A MOBBERLEY nursing home is delighted to be home to three ‘extraordinary’ residents – who have a combined age of 303 years.

Joan Vollmer, 102, Peggy Bentham, 101, and Agnes Cameron, 100, all recently celebrated their birthdays at The Willows Nursing Home.

All three ladies were born within the reign of King George V and have lived through both World Wars.

Activities Co-ordinator Amanda Drayton said: “I thought it was really special to have three ladies who have lived 303 years between them – I just think, ‘Wow’.

“That’s something so special and as a home we wanted to celebrate and commemorate that.”

Joan was born on October 14 1911, the same year of the launching of ocean liner RMS Titanic in Belfast, the coronation of George V and Queen Mary at Westminster Abbey and suffragettes storm Parliament.

Peggy was born on January 28 1913. In the year she was born, suffragette Emily Davidson ran out in front of the King’s horse Anmer at the Epson Derby, The House of Lords rejected the Third Irish Home Rule Bill for the second time, and 439 miners died in the Senghenydd Colliery Disaster, Britain's worst pit disaster.

Peggy has three sons and one daughter and celebrated her birthday with her family, including her brother Peter, 90. Her daughter Jane, who lives in Knutsford, said she remembers her mum as being family-orientated and that being a mother was ‘very important to her’.

“My grandchildren are very proud of her and tell their friends at school all about her,” added Jane.

Agnes was born on February 15 1914, and in that year, The Times was 1 penny, the Royal Naval Air Service was established and, on August 4, WW1 was declared by the UK. She grew up in Scotland and worked as a dairy maid in her youth.

She has one daughter, a grandson and a brother, and her favourite memory was getting married. Family came from ‘all over’ the country, including Scotland, to come and celebrate her birthday with her.

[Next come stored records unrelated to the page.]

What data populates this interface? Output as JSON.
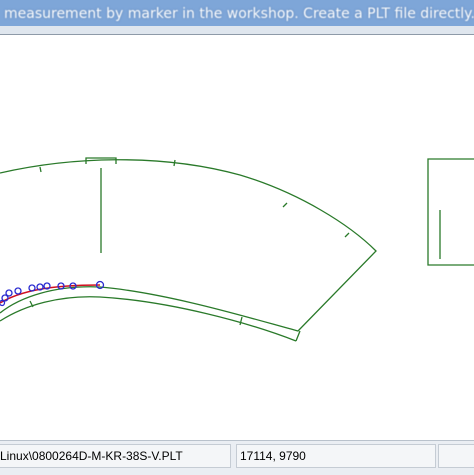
{
  "window": {
    "banner_text": "measurement by marker in the workshop. Create a PLT file directly. Before the projection, it must be optimized for cl"
  },
  "status": {
    "file_path": "Linux\\0800264D-M-KR-38S-V.PLT",
    "coordinates": "17114, 9790",
    "extra": ""
  },
  "colors": {
    "outline": "#2a7a2a",
    "fit_curve": "#d01020",
    "marker": "#2a2ad0"
  }
}
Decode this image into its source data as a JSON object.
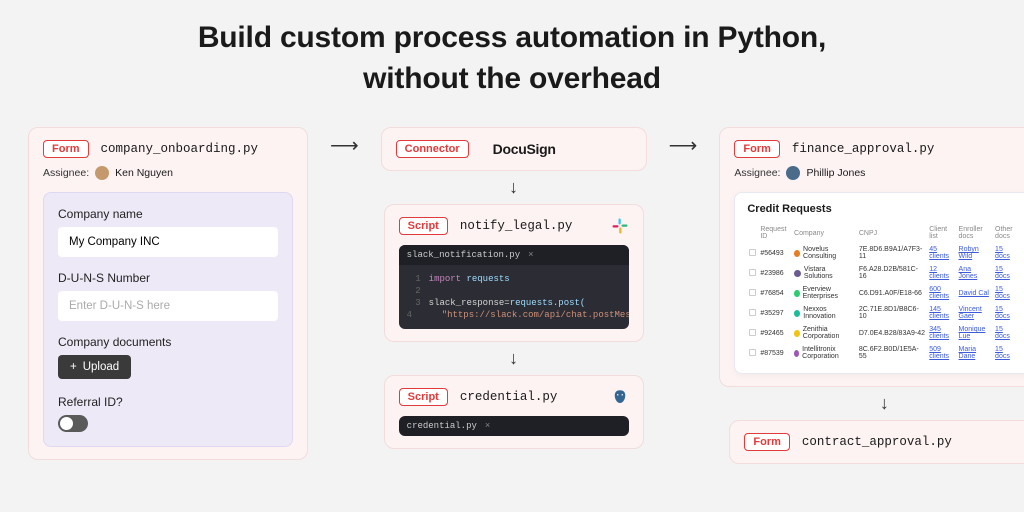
{
  "hero": {
    "line1": "Build custom process automation in Python,",
    "line2": "without the overhead"
  },
  "tags": {
    "form": "Form",
    "connector": "Connector",
    "script": "Script"
  },
  "form1": {
    "filename": "company_onboarding.py",
    "assignee_label": "Assignee:",
    "assignee_name": "Ken Nguyen",
    "company_label": "Company name",
    "company_value": "My Company INC",
    "duns_label": "D-U-N-S Number",
    "duns_placeholder": "Enter D-U-N-S here",
    "docs_label": "Company documents",
    "upload_btn": "Upload",
    "referral_label": "Referral ID?"
  },
  "connector": {
    "brand": "DocuSign"
  },
  "script1": {
    "filename": "notify_legal.py",
    "tab": "slack_notification.py",
    "line1_kw": "import",
    "line1_lib": "requests",
    "line3_var": "slack_response",
    "line3_eq": " = ",
    "line3_call": "requests.post(",
    "line4_str": "\"https://slack.com/api/chat.postMessage\""
  },
  "script2": {
    "filename": "credential.py",
    "tab": "credential.py"
  },
  "form2": {
    "filename": "finance_approval.py",
    "assignee_label": "Assignee:",
    "assignee_name": "Phillip Jones",
    "table_title": "Credit Requests",
    "headers": {
      "id": "Request ID",
      "company": "Company",
      "cnpj": "CNPJ",
      "clients": "Client list",
      "enroller": "Enroller docs",
      "other": "Other docs"
    },
    "rows": [
      {
        "id": "#56493",
        "company": "Novelus Consulting",
        "color": "#e67e22",
        "cnpj": "7E.8D6.B9A1/A7F3-11",
        "clients": "45 clients",
        "enroller": "Robyn Wild",
        "other": "15 docs"
      },
      {
        "id": "#23986",
        "company": "Vistara Solutions",
        "color": "#6b5b95",
        "cnpj": "F6.A28.D2B/581C-16",
        "clients": "12 clients",
        "enroller": "Ana Jones",
        "other": "15 docs"
      },
      {
        "id": "#76854",
        "company": "Everview Enterprises",
        "color": "#2ecc71",
        "cnpj": "C6.D91.A0F/E18-66",
        "clients": "600 clients",
        "enroller": "David Cal",
        "other": "15 docs"
      },
      {
        "id": "#35297",
        "company": "Nexxos Innovation",
        "color": "#1abc9c",
        "cnpj": "2C.71E.8D1/B8C6-10",
        "clients": "145 clients",
        "enroller": "Vincent Gaer",
        "other": "15 docs"
      },
      {
        "id": "#92465",
        "company": "Zenithia Corporation",
        "color": "#f1c40f",
        "cnpj": "D7.0E4.B28/83A9-42",
        "clients": "345 clients",
        "enroller": "Monique Lue",
        "other": "15 docs"
      },
      {
        "id": "#87539",
        "company": "Intellitronix Corporation",
        "color": "#9b59b6",
        "cnpj": "8C.6F2.B0D/1E5A-55",
        "clients": "509 clients",
        "enroller": "Maria Dane",
        "other": "15 docs"
      }
    ]
  },
  "form3": {
    "filename": "contract_approval.py"
  }
}
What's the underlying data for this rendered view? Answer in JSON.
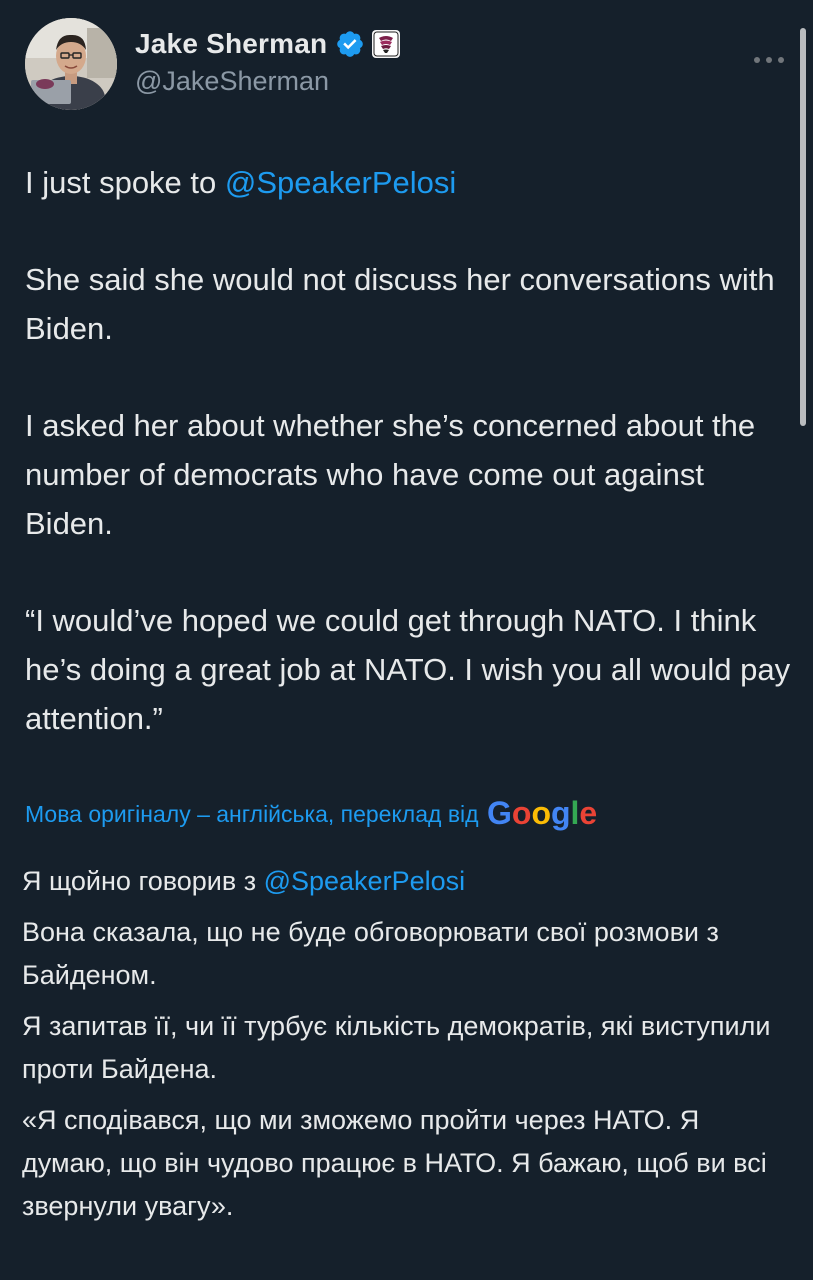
{
  "author": {
    "name": "Jake Sherman",
    "handle": "@JakeSherman"
  },
  "icons": {
    "verified": "verified-badge-icon",
    "affiliation": "affiliate-badge-icon",
    "more": "more-options-icon"
  },
  "colors": {
    "background": "#15202b",
    "text": "#e7e9ea",
    "secondary": "#8b98a5",
    "link": "#1d9bf0"
  },
  "tweet": {
    "p1_text": "I just spoke to ",
    "p1_mention": "@SpeakerPelosi",
    "p2": "She said she would not discuss her conversations with Biden.",
    "p3": "I asked her about whether she’s concerned about the number of democrats who have come out against Biden.",
    "p4": "“I would’ve hoped we could get through NATO. I think he’s doing a great job at NATO. I wish you all would pay attention.”"
  },
  "translation": {
    "note": "Мова оригіналу – англійська, переклад від",
    "provider": "Google",
    "p1_text": "Я щойно говорив з ",
    "p1_mention": "@SpeakerPelosi",
    "p2": "Вона сказала, що не буде обговорювати свої розмови з Байденом.",
    "p3": "Я запитав її, чи її турбує кількість демократів, які виступили проти Байдена.",
    "p4": "«Я сподівався, що ми зможемо пройти через НАТО. Я думаю, що він чудово працює в НАТО. Я бажаю, щоб ви всі звернули увагу»."
  }
}
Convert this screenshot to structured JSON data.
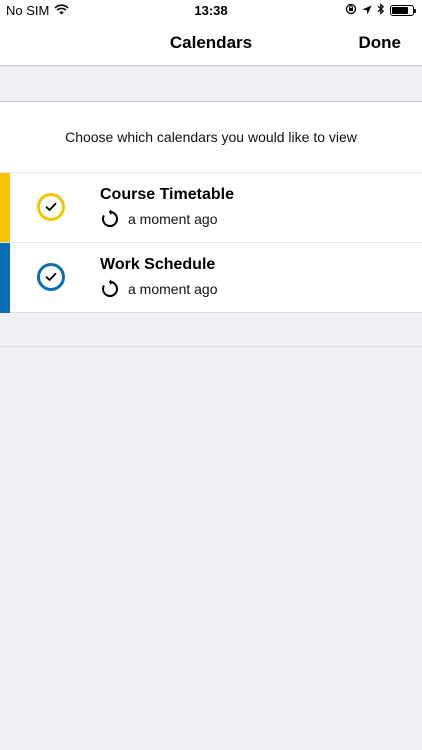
{
  "status_bar": {
    "carrier": "No SIM",
    "time": "13:38",
    "battery_level": 0.8
  },
  "nav": {
    "title": "Calendars",
    "done_label": "Done"
  },
  "instruction": "Choose which calendars you would like to view",
  "calendars": [
    {
      "name": "Course Timetable",
      "sync_text": "a moment ago",
      "color": "#f5c400",
      "selected": true
    },
    {
      "name": "Work Schedule",
      "sync_text": "a moment ago",
      "color": "#0a6eb4",
      "selected": true
    }
  ]
}
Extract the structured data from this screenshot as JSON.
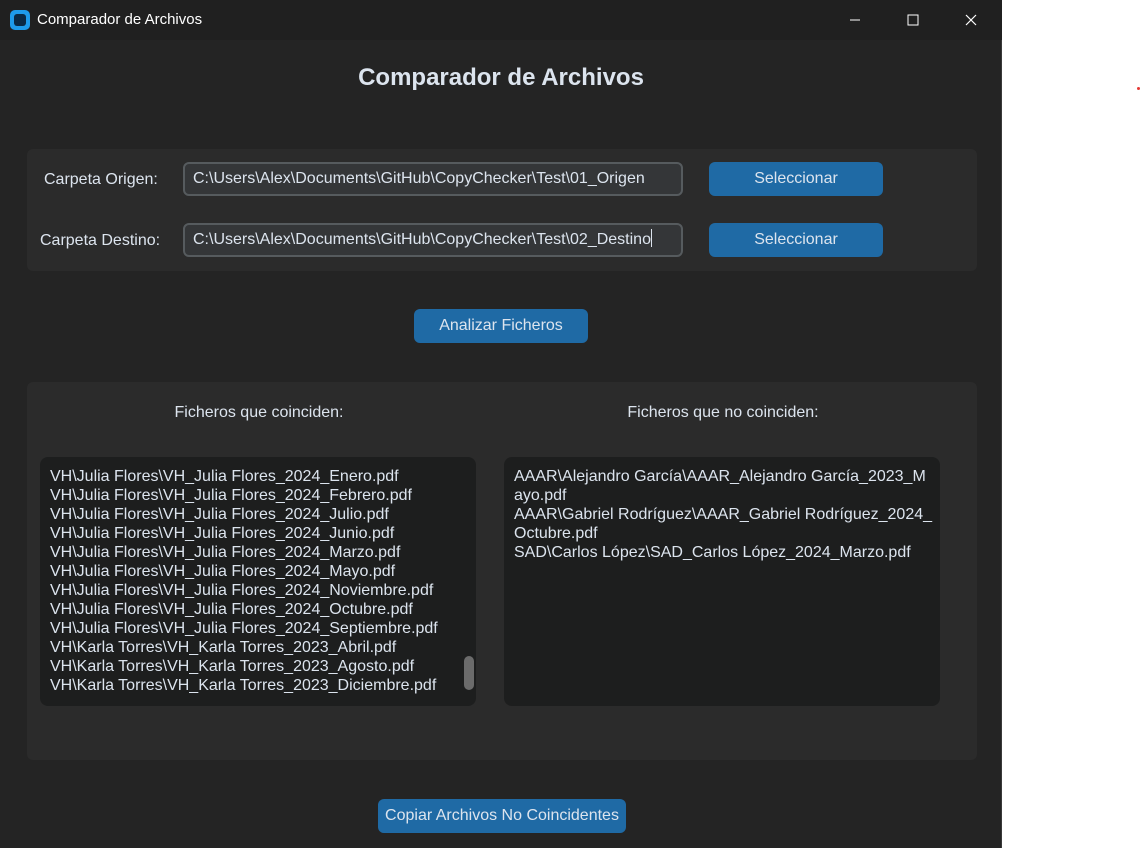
{
  "window": {
    "title": "Comparador de Archivos",
    "controls": {
      "minimize": "minimize",
      "maximize": "maximize",
      "close": "close"
    }
  },
  "heading": "Comparador de Archivos",
  "folders": {
    "origin": {
      "label": "Carpeta Origen:",
      "value": "C:\\Users\\Alex\\Documents\\GitHub\\CopyChecker\\Test\\01_Origen",
      "button_label": "Seleccionar"
    },
    "destination": {
      "label": "Carpeta Destino:",
      "value": "C:\\Users\\Alex\\Documents\\GitHub\\CopyChecker\\Test\\02_Destino",
      "button_label": "Seleccionar"
    }
  },
  "analyze_button": "Analizar Ficheros",
  "matching": {
    "label": "Ficheros que coinciden:",
    "items": [
      "VH\\Julia Flores\\VH_Julia Flores_2024_Enero.pdf",
      "VH\\Julia Flores\\VH_Julia Flores_2024_Febrero.pdf",
      "VH\\Julia Flores\\VH_Julia Flores_2024_Julio.pdf",
      "VH\\Julia Flores\\VH_Julia Flores_2024_Junio.pdf",
      "VH\\Julia Flores\\VH_Julia Flores_2024_Marzo.pdf",
      "VH\\Julia Flores\\VH_Julia Flores_2024_Mayo.pdf",
      "VH\\Julia Flores\\VH_Julia Flores_2024_Noviembre.pdf",
      "VH\\Julia Flores\\VH_Julia Flores_2024_Octubre.pdf",
      "VH\\Julia Flores\\VH_Julia Flores_2024_Septiembre.pdf",
      "VH\\Karla Torres\\VH_Karla Torres_2023_Abril.pdf",
      "VH\\Karla Torres\\VH_Karla Torres_2023_Agosto.pdf",
      "VH\\Karla Torres\\VH_Karla Torres_2023_Diciembre.pdf"
    ]
  },
  "non_matching": {
    "label": "Ficheros que no coinciden:",
    "items": [
      "AAAR\\Alejandro García\\AAAR_Alejandro García_2023_Mayo.pdf",
      "AAAR\\Gabriel Rodríguez\\AAAR_Gabriel Rodríguez_2024_Octubre.pdf",
      "SAD\\Carlos López\\SAD_Carlos López_2024_Marzo.pdf"
    ]
  },
  "copy_button": "Copiar Archivos No Coincidentes",
  "colors": {
    "accent": "#1f6aa5",
    "window_bg": "#242424",
    "panel_bg": "#2b2b2b",
    "list_bg": "#1d1e1e",
    "text": "#dce4ee"
  }
}
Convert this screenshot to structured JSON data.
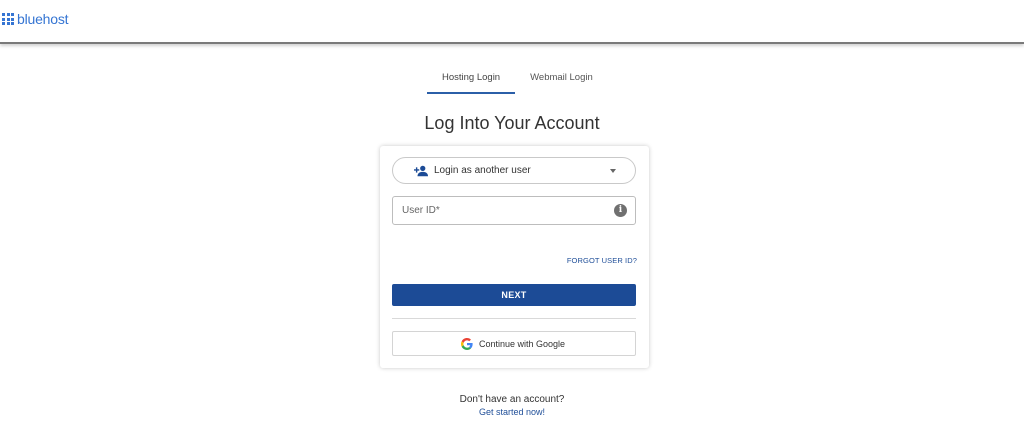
{
  "brand": {
    "name": "bluehost",
    "color": "#3575d3"
  },
  "tabs": [
    {
      "label": "Hosting Login",
      "active": true
    },
    {
      "label": "Webmail Login",
      "active": false
    }
  ],
  "page": {
    "title": "Log Into Your Account"
  },
  "login": {
    "account_selector_label": "Login as another user",
    "account_selector_icon": "person-add-icon",
    "user_id_placeholder": "User ID*",
    "user_id_value": "",
    "info_icon": "info-icon",
    "forgot_label": "FORGOT USER ID?",
    "next_label": "NEXT",
    "google_label": "Continue with Google",
    "google_icon": "google-g-icon"
  },
  "signup": {
    "question": "Don't have an account?",
    "link_label": "Get started now!"
  },
  "colors": {
    "primary_button": "#1c4b96",
    "link": "#1f4e98",
    "tab_underline": "#2b5fa8"
  }
}
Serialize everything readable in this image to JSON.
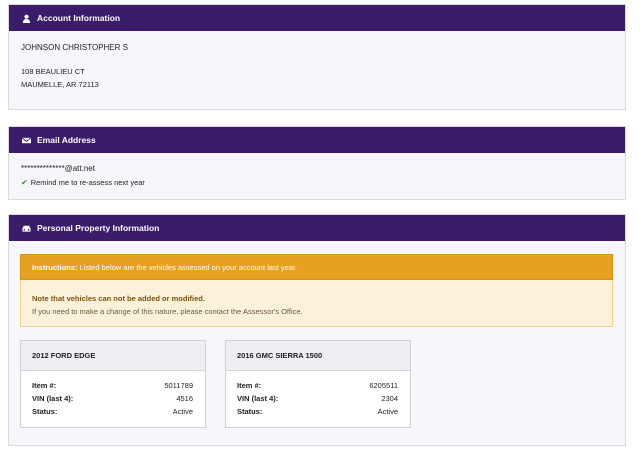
{
  "account": {
    "title": "Account Information",
    "name": "JOHNSON CHRISTOPHER S",
    "address_line1": "108 BEAULIEU CT",
    "address_line2": "MAUMELLE, AR 72113"
  },
  "email": {
    "title": "Email Address",
    "address": "**************@att.net",
    "reminder": "Remind me to re-assess next year"
  },
  "property": {
    "title": "Personal Property Information",
    "instructions_label": "Instructions:",
    "instructions_text": "Listed below are the vehicles assessed on your account last year.",
    "note_title": "Note that vehicles can not be added or modified.",
    "note_body": "If you need to make a change of this nature, please contact the Assessor's Office.",
    "vehicles": [
      {
        "title": "2012 FORD EDGE",
        "item_label": "Item #:",
        "item": "5011789",
        "vin_label": "VIN (last 4):",
        "vin": "4516",
        "status_label": "Status:",
        "status": "Active"
      },
      {
        "title": "2016 GMC SIERRA 1500",
        "item_label": "Item #:",
        "item": "6205511",
        "vin_label": "VIN (last 4):",
        "vin": "2304",
        "status_label": "Status:",
        "status": "Active"
      }
    ]
  },
  "colors": {
    "header": "#3a1c6b",
    "warning": "#e8a020",
    "check": "#2f9a3a"
  },
  "icons": {
    "account": "user-icon",
    "email": "envelope-icon",
    "property": "car-icon",
    "reminder": "checkmark-icon"
  }
}
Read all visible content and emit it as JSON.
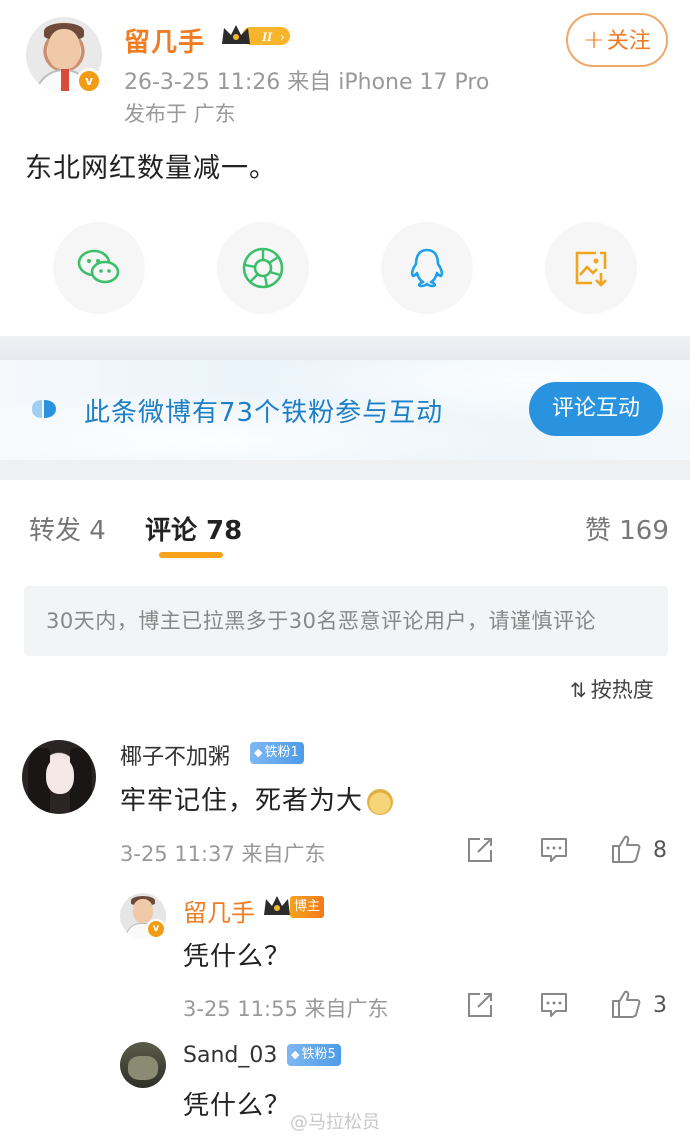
{
  "post": {
    "author": "留几手",
    "level_badge": "II",
    "time_source": "26-3-25 11:26  来自 iPhone 17 Pro",
    "location": "发布于 广东",
    "follow_label": "关注",
    "content": "东北网红数量减一。",
    "share_icons": [
      "wechat-icon",
      "moments-icon",
      "qq-icon",
      "save-image-icon"
    ]
  },
  "fans_banner": {
    "text": "此条微博有73个铁粉参与互动",
    "button": "评论互动"
  },
  "tabs": {
    "repost": "转发 4",
    "comments": "评论 78",
    "likes": "赞 169"
  },
  "notice": "30天内，博主已拉黑多于30名恶意评论用户，请谨慎评论",
  "sort_label": "按热度",
  "comments": [
    {
      "user": "椰子不加粥",
      "badge": "铁粉1",
      "text": "牢牢记住，死者为大",
      "meta": "3-25 11:37  来自广东",
      "likes": "8",
      "replies": [
        {
          "user": "留几手",
          "badge": "博主",
          "text": "凭什么？",
          "meta": "3-25 11:55  来自广东",
          "likes": "3"
        },
        {
          "user": "Sand_03",
          "badge": "铁粉5",
          "text": "凭什么？"
        }
      ]
    }
  ],
  "watermark": "@马拉松员",
  "colors": {
    "accent_orange": "#f07c24",
    "link_blue": "#1d7fc7",
    "button_blue": "#2a93e0",
    "tab_underline": "#f7a21b"
  }
}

Amanda added: “All ladies have letters from the Queen and love showing them off to anyone who takes an interest.

“I remember learning about all these historic events and these ladies lived through it – they are living history – they bring history to life.”